*** Data to process ***

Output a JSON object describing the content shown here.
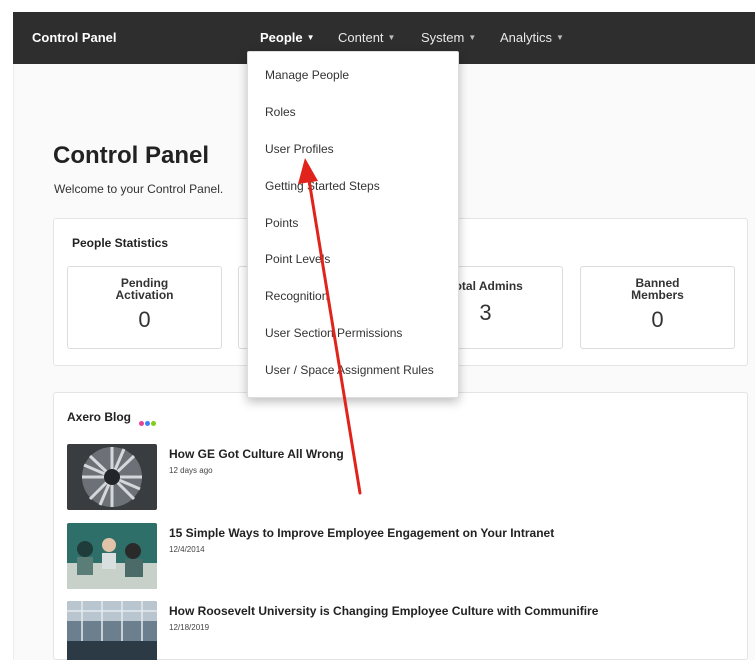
{
  "topbar": {
    "brand": "Control Panel",
    "nav": [
      {
        "label": "People"
      },
      {
        "label": "Content"
      },
      {
        "label": "System"
      },
      {
        "label": "Analytics"
      }
    ]
  },
  "page": {
    "title": "Control Panel",
    "subtitle": "Welcome to your Control Panel."
  },
  "people_statistics": {
    "title": "People Statistics",
    "cards": [
      {
        "label_line1": "Pending",
        "label_line2": "Activation",
        "value": "0"
      },
      {
        "label_line1": "",
        "label_line2": "",
        "value": ""
      },
      {
        "label_line1": "Total Admins",
        "label_line2": "",
        "value": "3"
      },
      {
        "label_line1": "Banned",
        "label_line2": "Members",
        "value": "0"
      }
    ]
  },
  "blog": {
    "title": "Axero Blog",
    "dot_colors": [
      "#e84393",
      "#3b82f6",
      "#84cc16"
    ],
    "posts": [
      {
        "title": "How GE Got Culture All Wrong",
        "date": "12 days ago"
      },
      {
        "title": "15 Simple Ways to Improve Employee Engagement on Your Intranet",
        "date": "12/4/2014"
      },
      {
        "title": "How Roosevelt University is Changing Employee Culture with Communifire",
        "date": "12/18/2019"
      }
    ]
  },
  "people_menu": {
    "items": [
      "Manage People",
      "Roles",
      "User Profiles",
      "Getting Started Steps",
      "Points",
      "Point Levels",
      "Recognition",
      "User Section Permissions",
      "User / Space Assignment Rules"
    ]
  },
  "colors": {
    "topbar": "#2e2e2e",
    "annotation_arrow": "#e0241b"
  }
}
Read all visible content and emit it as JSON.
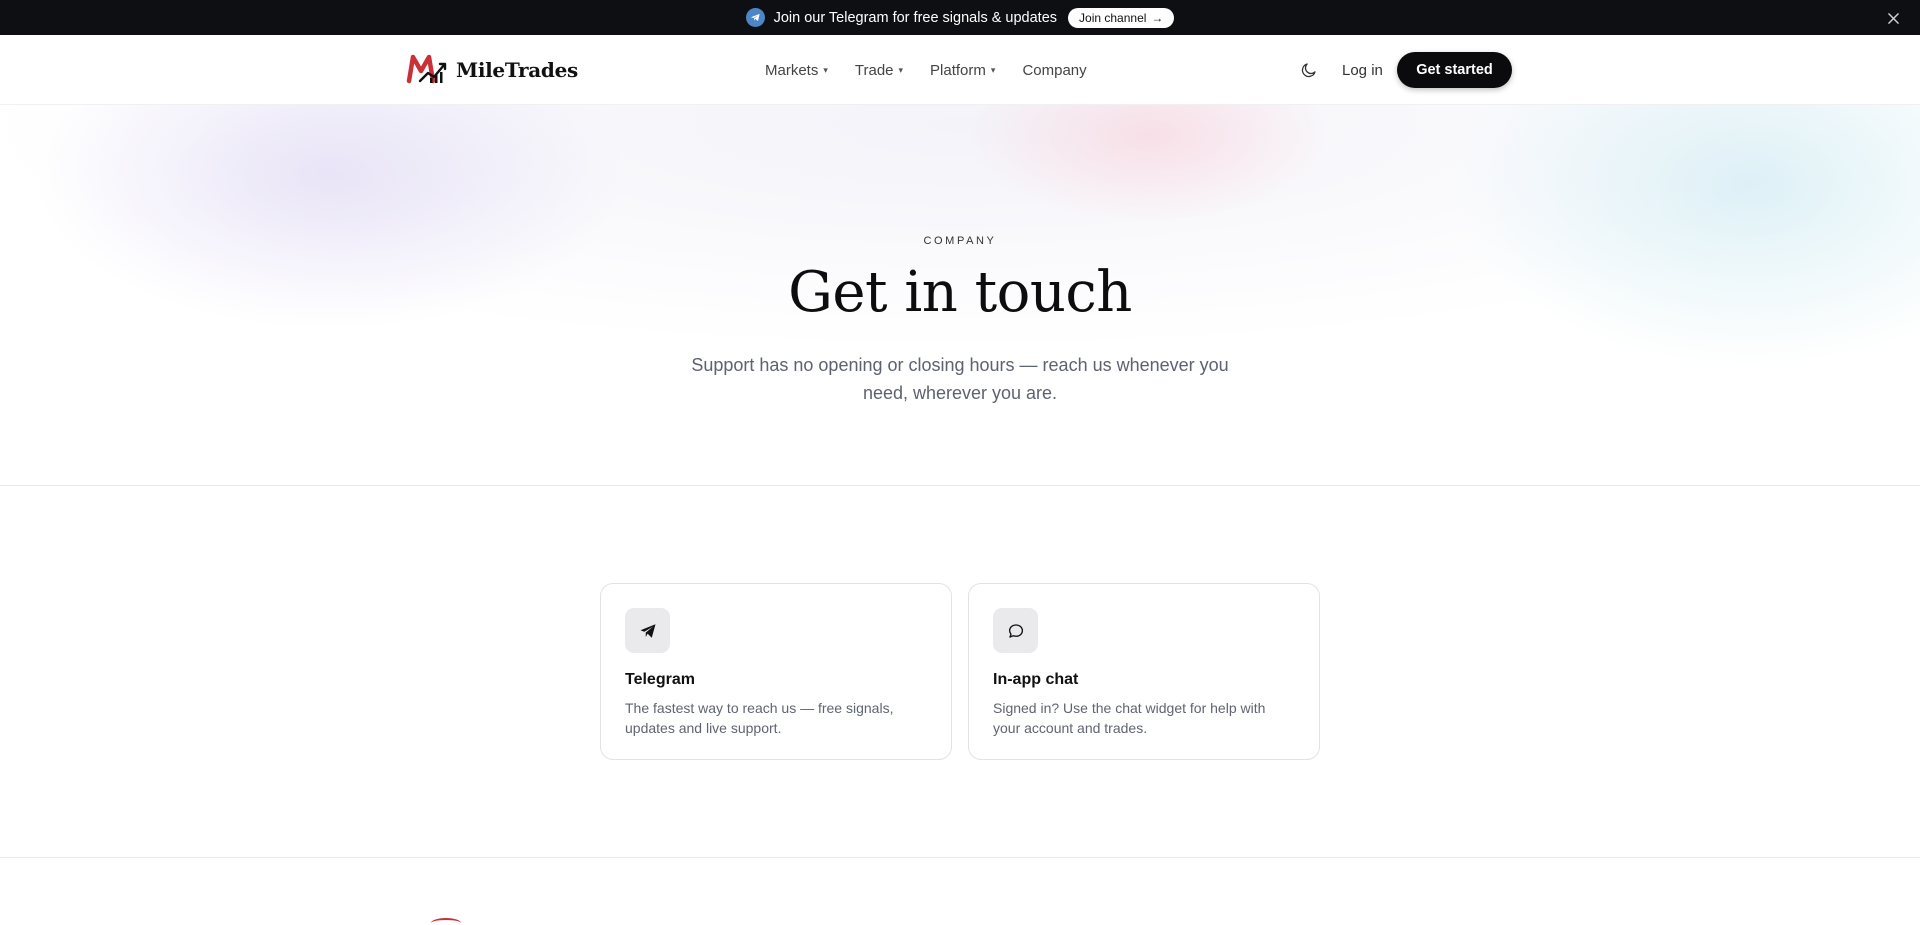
{
  "announcement": {
    "text": "Join our Telegram for free signals & updates",
    "button_label": "Join channel",
    "arrow": "→",
    "icons": [
      "telegram-icon",
      "arrow-right-icon",
      "close-icon"
    ]
  },
  "header": {
    "brand": "MileTrades",
    "nav": [
      {
        "label": "Markets",
        "caret": "▾"
      },
      {
        "label": "Trade",
        "caret": "▾"
      },
      {
        "label": "Platform",
        "caret": "▾"
      },
      {
        "label": "Company",
        "caret": ""
      }
    ],
    "login_label": "Log in",
    "cta_label": "Get started",
    "icons": [
      "moon-icon"
    ]
  },
  "hero": {
    "eyebrow": "COMPANY",
    "title": "Get in touch",
    "subtitle": "Support has no opening or closing hours — reach us whenever you need, wherever you are."
  },
  "cards": [
    {
      "icon": "paper-plane-icon",
      "title": "Telegram",
      "text": "The fastest way to reach us — free signals, updates and live support."
    },
    {
      "icon": "chat-bubble-icon",
      "title": "In-app chat",
      "text": "Signed in? Use the chat widget for help with your account and trades."
    }
  ],
  "colors": {
    "announce_bg": "#0e0f12",
    "brand_red": "#c93038",
    "cta_bg": "#0b0b0d",
    "telegram_blue": "#4c86c6"
  }
}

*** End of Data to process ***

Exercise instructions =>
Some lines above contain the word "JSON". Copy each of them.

Response area =>
Output a JSON object describing the content shown here.
Read all visible content and emit it as JSON.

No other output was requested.